• **WORK REQUEST**
The entries are to be given again in full. Every word must match.

━━━━━━━━━━━━━━━━━━━━

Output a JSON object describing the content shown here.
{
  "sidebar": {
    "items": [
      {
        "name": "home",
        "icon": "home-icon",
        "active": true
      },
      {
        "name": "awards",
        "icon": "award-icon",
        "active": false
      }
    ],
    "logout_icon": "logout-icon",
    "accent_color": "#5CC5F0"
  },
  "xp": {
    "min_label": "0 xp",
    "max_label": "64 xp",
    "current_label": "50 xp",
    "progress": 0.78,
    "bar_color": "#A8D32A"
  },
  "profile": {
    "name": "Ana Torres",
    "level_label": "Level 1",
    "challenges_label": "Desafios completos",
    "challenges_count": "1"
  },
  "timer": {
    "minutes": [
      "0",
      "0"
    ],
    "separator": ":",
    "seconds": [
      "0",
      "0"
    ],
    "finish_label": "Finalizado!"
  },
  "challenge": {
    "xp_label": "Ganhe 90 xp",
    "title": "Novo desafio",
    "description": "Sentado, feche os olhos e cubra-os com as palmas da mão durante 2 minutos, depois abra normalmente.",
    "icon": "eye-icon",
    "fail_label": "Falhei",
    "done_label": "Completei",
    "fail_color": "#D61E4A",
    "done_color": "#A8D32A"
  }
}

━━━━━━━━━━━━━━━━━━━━

• **OUTPUT BELOW**
Output a JSON object describing the content shown here.
{
  "sidebar": {
    "items": [
      {
        "name": "home",
        "icon": "home-icon",
        "active": true
      },
      {
        "name": "awards",
        "icon": "award-icon",
        "active": false
      }
    ],
    "logout_icon": "logout-icon",
    "accent_color": "#5CC5F0"
  },
  "xp": {
    "min_label": "0 xp",
    "max_label": "64 xp",
    "current_label": "50 xp",
    "progress": 0.78,
    "bar_color": "#A8D32A"
  },
  "profile": {
    "name": "Ana Torres",
    "level_label": "Level 1",
    "challenges_label": "Desafios completos",
    "challenges_count": "1"
  },
  "timer": {
    "minutes": [
      "0",
      "0"
    ],
    "separator": ":",
    "seconds": [
      "0",
      "0"
    ],
    "finish_label": "Finalizado!"
  },
  "challenge": {
    "xp_label": "Ganhe 90 xp",
    "title": "Novo desafio",
    "description": "Sentado, feche os olhos e cubra-os com as palmas da mão durante 2 minutos, depois abra normalmente.",
    "icon": "eye-icon",
    "fail_label": "Falhei",
    "done_label": "Completei",
    "fail_color": "#D61E4A",
    "done_color": "#A8D32A"
  }
}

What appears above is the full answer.